→ **About this exercise**
Would you print the records as they stand, down to the last character?

Collected data entries:
+ + + + +

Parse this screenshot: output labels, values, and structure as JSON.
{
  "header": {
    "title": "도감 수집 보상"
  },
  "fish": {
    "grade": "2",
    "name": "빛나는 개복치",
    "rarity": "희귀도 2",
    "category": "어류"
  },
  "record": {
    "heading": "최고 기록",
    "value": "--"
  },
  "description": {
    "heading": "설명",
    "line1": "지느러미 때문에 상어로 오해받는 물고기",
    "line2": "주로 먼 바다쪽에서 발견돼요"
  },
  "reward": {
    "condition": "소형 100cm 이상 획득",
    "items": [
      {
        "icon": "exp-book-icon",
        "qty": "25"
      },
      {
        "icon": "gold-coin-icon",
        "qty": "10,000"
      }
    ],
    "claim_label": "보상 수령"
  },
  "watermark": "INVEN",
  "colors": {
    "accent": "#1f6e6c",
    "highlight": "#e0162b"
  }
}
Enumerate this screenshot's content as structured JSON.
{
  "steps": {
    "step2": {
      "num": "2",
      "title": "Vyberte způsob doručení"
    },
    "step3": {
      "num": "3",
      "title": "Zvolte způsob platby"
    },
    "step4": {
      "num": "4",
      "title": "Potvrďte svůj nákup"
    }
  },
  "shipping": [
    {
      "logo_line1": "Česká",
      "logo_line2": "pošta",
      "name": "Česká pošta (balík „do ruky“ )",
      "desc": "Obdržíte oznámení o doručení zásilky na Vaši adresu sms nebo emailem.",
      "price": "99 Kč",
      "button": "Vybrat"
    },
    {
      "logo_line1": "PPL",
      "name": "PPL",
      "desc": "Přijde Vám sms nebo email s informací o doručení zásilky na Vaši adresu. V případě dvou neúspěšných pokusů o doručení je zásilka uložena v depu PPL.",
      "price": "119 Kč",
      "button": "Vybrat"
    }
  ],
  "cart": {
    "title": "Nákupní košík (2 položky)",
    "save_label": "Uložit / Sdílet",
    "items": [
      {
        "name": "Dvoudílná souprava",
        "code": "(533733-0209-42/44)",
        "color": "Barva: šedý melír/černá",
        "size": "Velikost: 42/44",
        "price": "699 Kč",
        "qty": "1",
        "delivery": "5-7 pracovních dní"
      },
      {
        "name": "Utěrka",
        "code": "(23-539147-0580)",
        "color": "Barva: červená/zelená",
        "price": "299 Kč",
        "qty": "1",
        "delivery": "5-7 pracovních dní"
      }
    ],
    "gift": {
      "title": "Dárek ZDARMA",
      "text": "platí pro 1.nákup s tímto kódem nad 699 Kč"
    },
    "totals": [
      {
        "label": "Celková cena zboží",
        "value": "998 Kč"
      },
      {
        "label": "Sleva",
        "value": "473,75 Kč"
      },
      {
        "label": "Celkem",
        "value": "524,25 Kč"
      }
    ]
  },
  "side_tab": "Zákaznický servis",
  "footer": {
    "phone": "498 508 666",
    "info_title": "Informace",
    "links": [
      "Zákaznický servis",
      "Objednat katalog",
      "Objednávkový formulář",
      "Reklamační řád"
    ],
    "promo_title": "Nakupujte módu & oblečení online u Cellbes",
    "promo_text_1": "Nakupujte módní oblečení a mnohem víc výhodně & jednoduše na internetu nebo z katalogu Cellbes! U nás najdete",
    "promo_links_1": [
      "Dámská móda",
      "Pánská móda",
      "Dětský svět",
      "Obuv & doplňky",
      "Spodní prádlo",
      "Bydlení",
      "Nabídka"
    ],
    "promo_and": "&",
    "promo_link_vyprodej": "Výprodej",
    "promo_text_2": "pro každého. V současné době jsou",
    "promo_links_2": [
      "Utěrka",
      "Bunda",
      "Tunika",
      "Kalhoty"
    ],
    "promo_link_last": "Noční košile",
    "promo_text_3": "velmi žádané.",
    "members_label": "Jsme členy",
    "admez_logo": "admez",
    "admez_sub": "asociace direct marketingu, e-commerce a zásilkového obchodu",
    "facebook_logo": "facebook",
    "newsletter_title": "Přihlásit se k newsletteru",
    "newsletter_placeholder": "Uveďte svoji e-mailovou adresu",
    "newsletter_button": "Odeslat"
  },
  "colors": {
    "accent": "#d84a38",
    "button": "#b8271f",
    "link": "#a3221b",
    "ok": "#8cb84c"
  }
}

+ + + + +

→ **Output for this task**
Parse this screenshot: output labels, values, and structure as JSON.
{
  "header": {
    "title": "도감 수집 보상"
  },
  "fish": {
    "grade": "2",
    "name": "빛나는 개복치",
    "rarity": "희귀도 2",
    "category": "어류"
  },
  "record": {
    "heading": "최고 기록",
    "value": "--"
  },
  "description": {
    "heading": "설명",
    "line1": "지느러미 때문에 상어로 오해받는 물고기",
    "line2": "주로 먼 바다쪽에서 발견돼요"
  },
  "reward": {
    "condition": "소형 100cm 이상 획득",
    "items": [
      {
        "icon": "exp-book-icon",
        "qty": "25"
      },
      {
        "icon": "gold-coin-icon",
        "qty": "10,000"
      }
    ],
    "claim_label": "보상 수령"
  },
  "watermark": "INVEN",
  "colors": {
    "accent": "#1f6e6c",
    "highlight": "#e0162b"
  }
}
Enumerate this screenshot's content as structured JSON.
{
  "steps": {
    "step2": {
      "num": "2",
      "title": "Vyberte způsob doručení"
    },
    "step3": {
      "num": "3",
      "title": "Zvolte způsob platby"
    },
    "step4": {
      "num": "4",
      "title": "Potvrďte svůj nákup"
    }
  },
  "shipping": [
    {
      "logo_line1": "Česká",
      "logo_line2": "pošta",
      "name": "Česká pošta (balík „do ruky“ )",
      "desc": "Obdržíte oznámení o doručení zásilky na Vaši adresu sms nebo emailem.",
      "price": "99 Kč",
      "button": "Vybrat"
    },
    {
      "logo_line1": "PPL",
      "name": "PPL",
      "desc": "Přijde Vám sms nebo email s informací o doručení zásilky na Vaši adresu. V případě dvou neúspěšných pokusů o doručení je zásilka uložena v depu PPL.",
      "price": "119 Kč",
      "button": "Vybrat"
    }
  ],
  "cart": {
    "title": "Nákupní košík (2 položky)",
    "save_label": "Uložit / Sdílet",
    "items": [
      {
        "name": "Dvoudílná souprava",
        "code": "(533733-0209-42/44)",
        "color": "Barva: šedý melír/černá",
        "size": "Velikost: 42/44",
        "price": "699 Kč",
        "qty": "1",
        "delivery": "5-7 pracovních dní"
      },
      {
        "name": "Utěrka",
        "code": "(23-539147-0580)",
        "color": "Barva: červená/zelená",
        "price": "299 Kč",
        "qty": "1",
        "delivery": "5-7 pracovních dní"
      }
    ],
    "gift": {
      "title": "Dárek ZDARMA",
      "text": "platí pro 1.nákup s tímto kódem nad 699 Kč"
    },
    "totals": [
      {
        "label": "Celková cena zboží",
        "value": "998 Kč"
      },
      {
        "label": "Sleva",
        "value": "473,75 Kč"
      },
      {
        "label": "Celkem",
        "value": "524,25 Kč"
      }
    ]
  },
  "side_tab": "Zákaznický servis",
  "footer": {
    "phone": "498 508 666",
    "info_title": "Informace",
    "links": [
      "Zákaznický servis",
      "Objednat katalog",
      "Objednávkový formulář",
      "Reklamační řád"
    ],
    "promo_title": "Nakupujte módu & oblečení online u Cellbes",
    "promo_text_1": "Nakupujte módní oblečení a mnohem víc výhodně & jednoduše na internetu nebo z katalogu Cellbes! U nás najdete",
    "promo_links_1": [
      "Dámská móda",
      "Pánská móda",
      "Dětský svět",
      "Obuv & doplňky",
      "Spodní prádlo",
      "Bydlení",
      "Nabídka"
    ],
    "promo_and": "&",
    "promo_link_vyprodej": "Výprodej",
    "promo_text_2": "pro každého. V současné době jsou",
    "promo_links_2": [
      "Utěrka",
      "Bunda",
      "Tunika",
      "Kalhoty"
    ],
    "promo_link_last": "Noční košile",
    "promo_text_3": "velmi žádané.",
    "members_label": "Jsme členy",
    "admez_logo": "admez",
    "admez_sub": "asociace direct marketingu, e-commerce a zásilkového obchodu",
    "facebook_logo": "facebook",
    "newsletter_title": "Přihlásit se k newsletteru",
    "newsletter_placeholder": "Uveďte svoji e-mailovou adresu",
    "newsletter_button": "Odeslat"
  },
  "colors": {
    "accent": "#d84a38",
    "button": "#b8271f",
    "link": "#a3221b",
    "ok": "#8cb84c"
  }
}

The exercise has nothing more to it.